For example, just the knowledge of local fire origins and changing local wind MUST be broadcast on Radio - this is not expensive or difficult if someone is authorised to do it ( rather than rely on the controller SEE BELOW ). Remember if you wait for "the situation people" to publish ALL the details of fire "where and where its headed to " it can take too long .Besides let the people make their own decisions 4:61:4;62. on the basis of limited but verifiable info - leave the speculation to later or the truly local .
The web , for example is seen in the report as a monitoring mechanism ( a good one -has spatial advantage over radio but not as reliable or accountable or nearly as quick as a dedicated radio service in your area on TFB days ) Loss of mains power is normal and websites reliance on confirmed “situation “reports means it will always be slow.

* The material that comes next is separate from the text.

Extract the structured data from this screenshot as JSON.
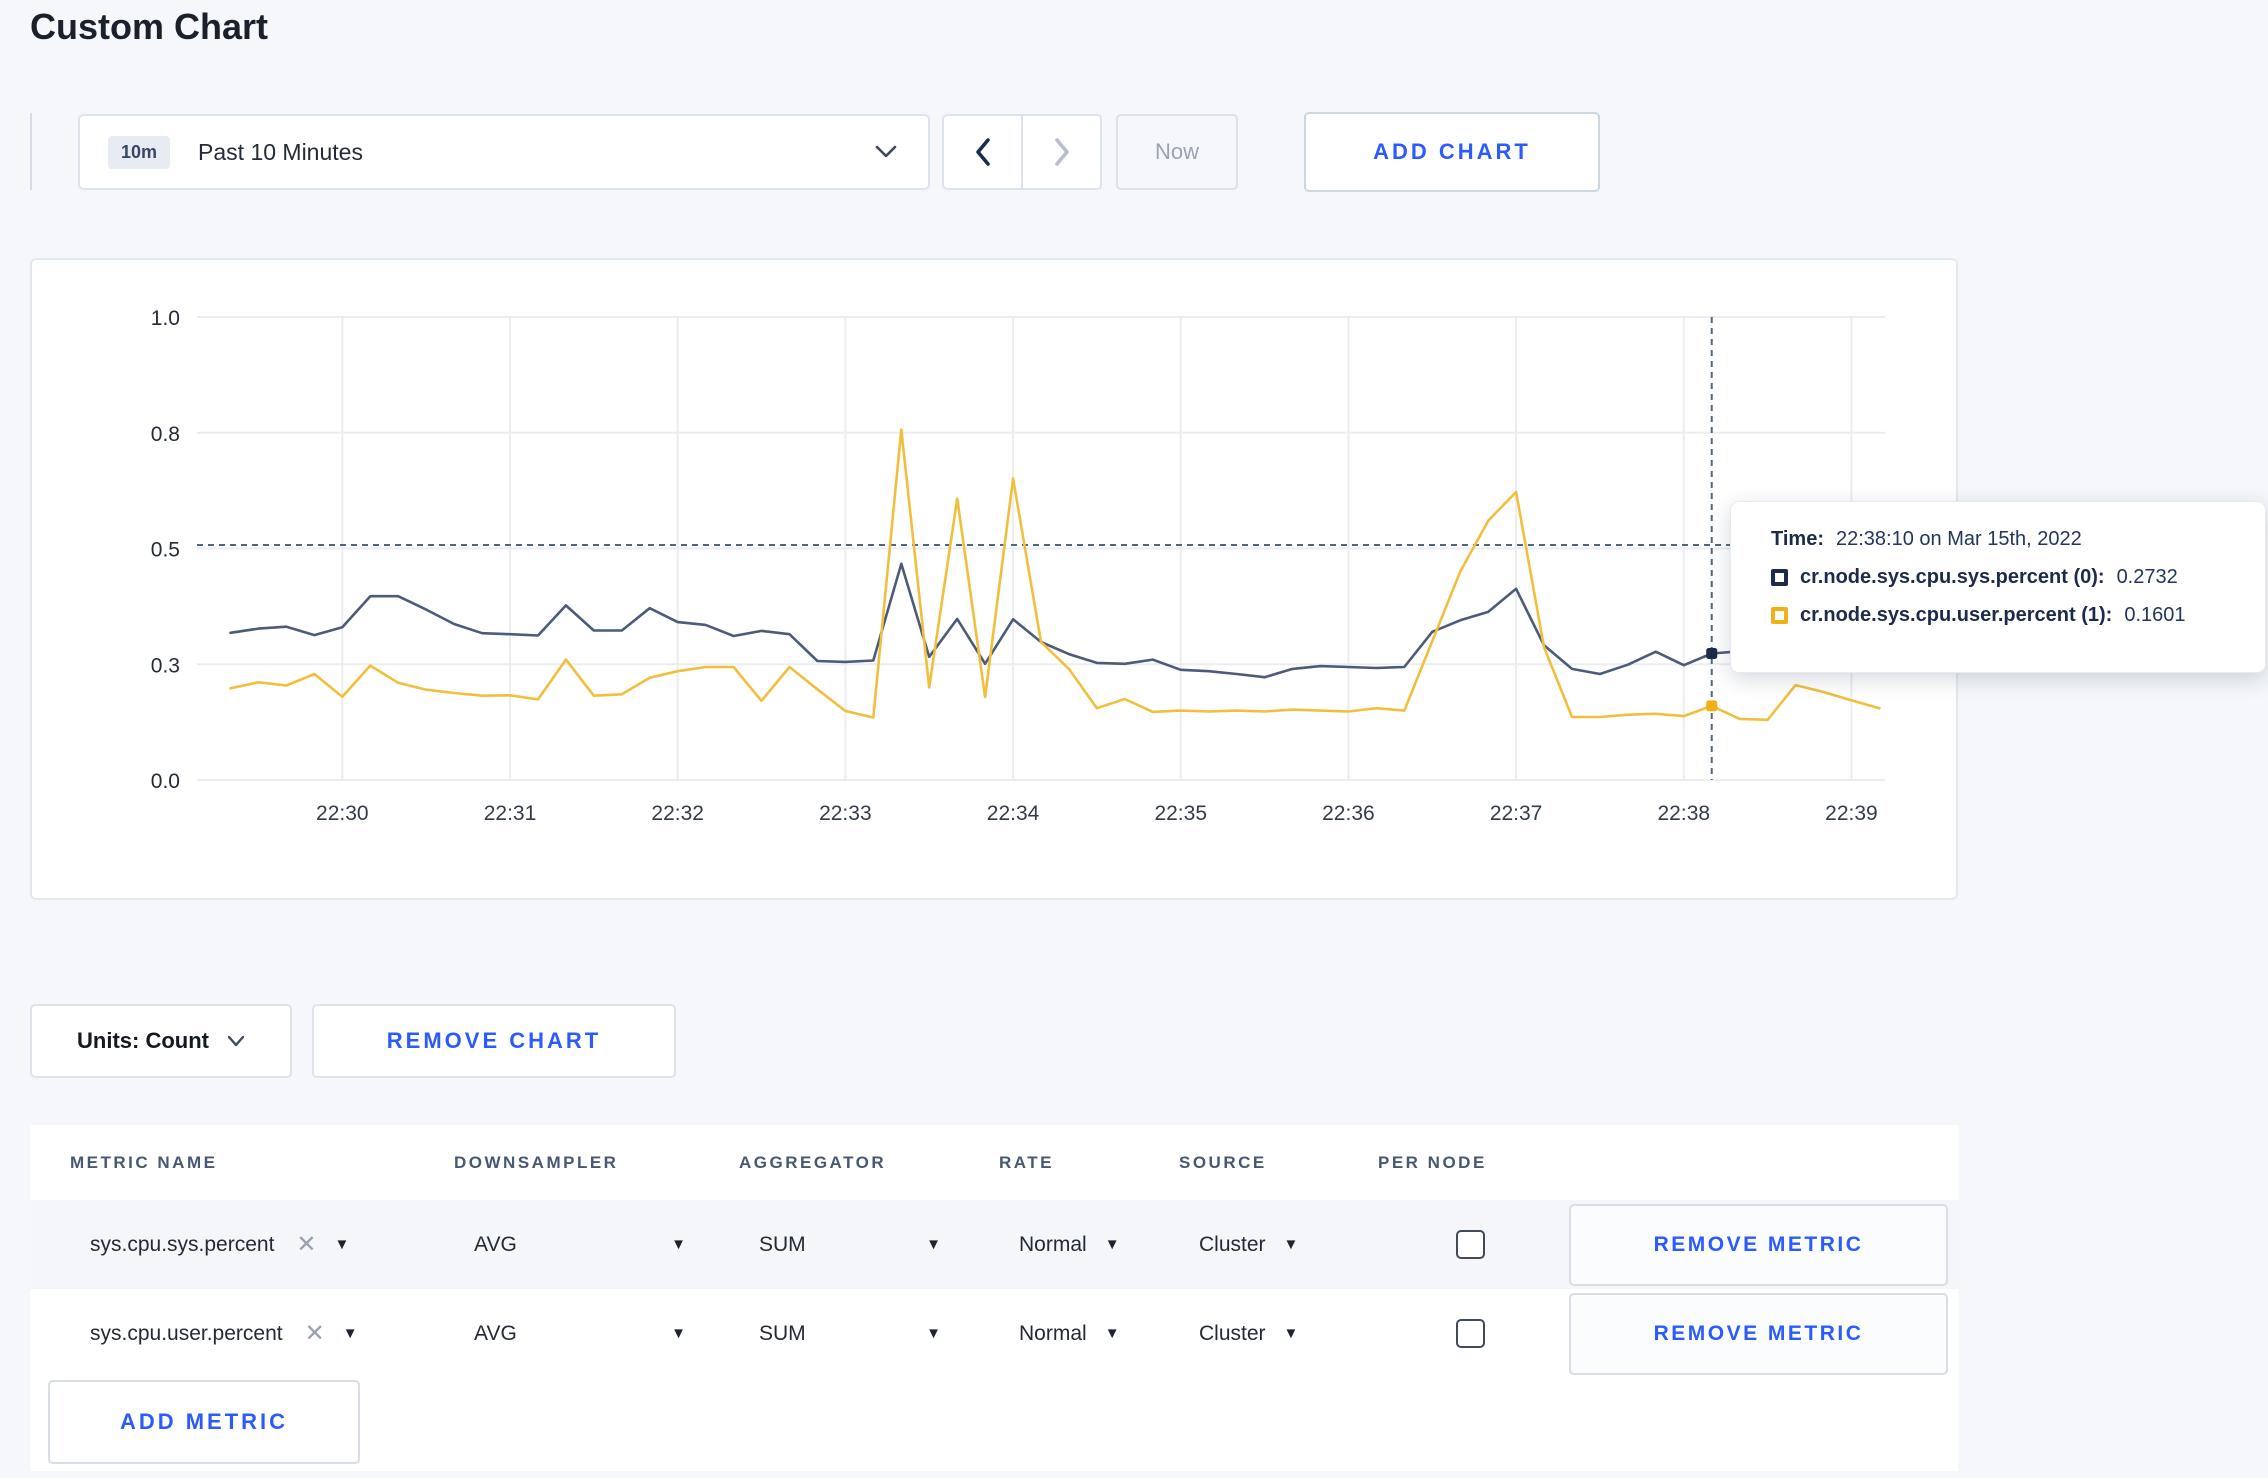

Info on local wind changes is also critical to good information ( but not easy to give out) and some other source can feed the dedicated radio reporter who should be set up in your area ( Recommendation 26 under 4:23 in warnings report )
Alternatively the high cost benefit of broadcast fire reports is not highlighted even though local radios can be heard for all those on relocation and with external information sources- wind changes (BOM site). When you warn is another matter.

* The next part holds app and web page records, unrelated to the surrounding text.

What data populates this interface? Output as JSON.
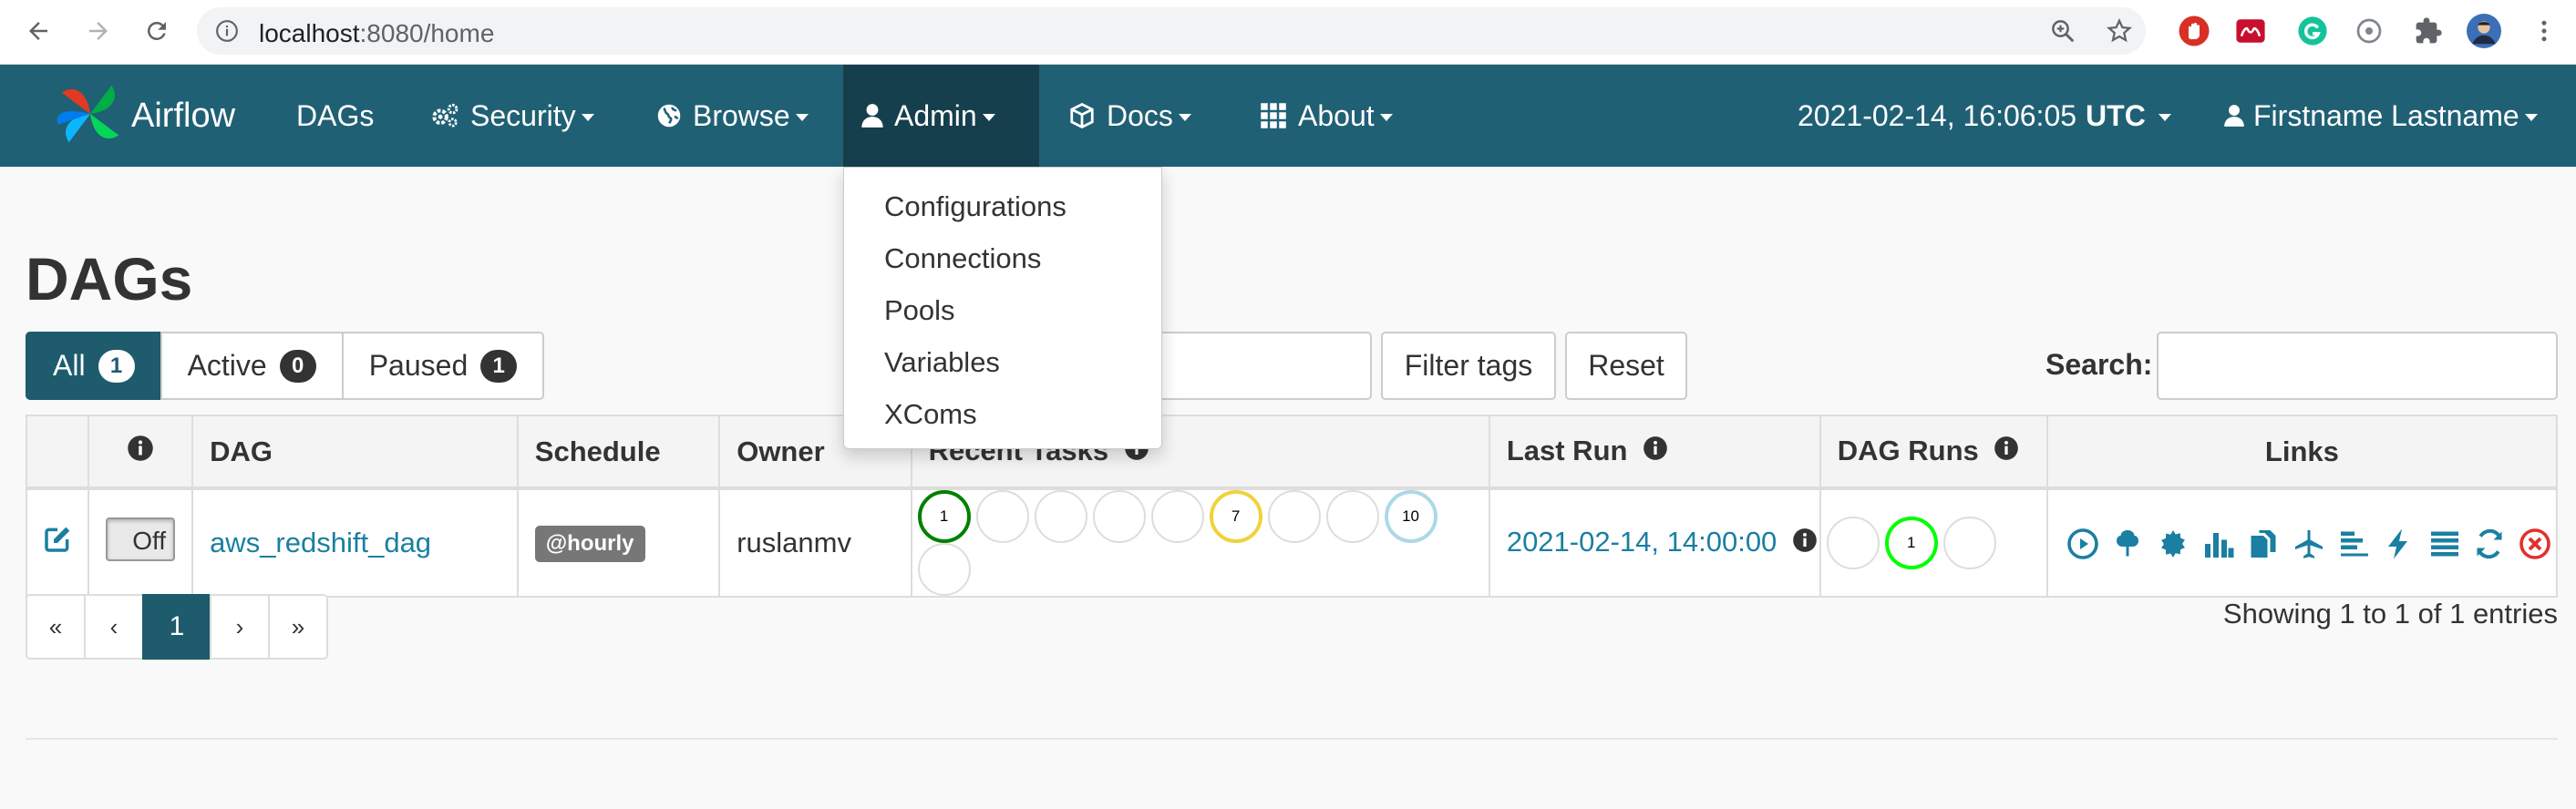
{
  "browser": {
    "url_host": "localhost",
    "url_rest": ":8080/home"
  },
  "navbar": {
    "brand": "Airflow",
    "items": [
      {
        "label": "DAGs"
      },
      {
        "label": "Security"
      },
      {
        "label": "Browse"
      },
      {
        "label": "Admin"
      },
      {
        "label": "Docs"
      },
      {
        "label": "About"
      }
    ],
    "datetime": "2021-02-14, 16:06:05",
    "timezone": "UTC",
    "user": "Firstname Lastname"
  },
  "admin_dropdown": {
    "items": [
      "Configurations",
      "Connections",
      "Pools",
      "Variables",
      "XComs"
    ]
  },
  "page": {
    "title": "DAGs",
    "filters": [
      {
        "label": "All",
        "count": "1"
      },
      {
        "label": "Active",
        "count": "0"
      },
      {
        "label": "Paused",
        "count": "1"
      }
    ],
    "filter_tags_label": "Filter tags",
    "reset_label": "Reset",
    "search_label": "Search:"
  },
  "table": {
    "headers": {
      "dag": "DAG",
      "schedule": "Schedule",
      "owner": "Owner",
      "recent_tasks": "Recent Tasks",
      "last_run": "Last Run",
      "dag_runs": "DAG Runs",
      "links": "Links"
    },
    "rows": [
      {
        "toggle": "Off",
        "dag_id": "aws_redshift_dag",
        "schedule": "@hourly",
        "owner": "ruslanmv",
        "recent_tasks": [
          "1",
          "",
          "",
          "",
          "",
          "7",
          "",
          "",
          "10",
          ""
        ],
        "last_run": "2021-02-14, 14:00:00",
        "dag_runs": [
          "",
          "1",
          ""
        ]
      }
    ]
  },
  "pagination": {
    "first": "«",
    "prev": "‹",
    "current": "1",
    "next": "›",
    "last": "»"
  },
  "showing": "Showing 1 to 1 of 1 entries",
  "colors": {
    "navbar": "#206074",
    "active": "#1d5b6d",
    "link": "#1a7fa2",
    "success": "#008000",
    "queued": "#f0d23c",
    "scheduled": "#add8e6",
    "running": "#00ff00"
  }
}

( RADIO reports: they can be got immediately in car ,shelter through all radio mediums esp if no other reports are broadcast on a loop without interruption )
My suggestions for change for this season (for a start) - make for some improvement easily and effectively.
1. Make sure Fire controllers authorise the "immediate" publication of fire locations on days of TFB .( a report issued to media within 15 minutes of site being located )
2. Make sure RA review whether "situation reports" are processed fast enough with a view to making sure something goes out within 15 minutes.
3. RA must be given authority/ responsibility to issue media reports on a very frequent basis and not focused so much on the web / or any other medium as the answer.
4. Legislate if necessary to make sure one truly local radio broadcaster or broadcasters are required to run fulltime reports if there is a fire or extensive smoke on days of TFB. Recommendation 26 under 4:23 in warnings report see comments below on the role of community radio-esp as a practical and reliable dedicated service provider. Tell the public about all the options for them and not just the ABC !!!!
5. Give the police and other RA’s the authority to give (without fear or favour independent )evacuation advice – both early (Rec 15) and late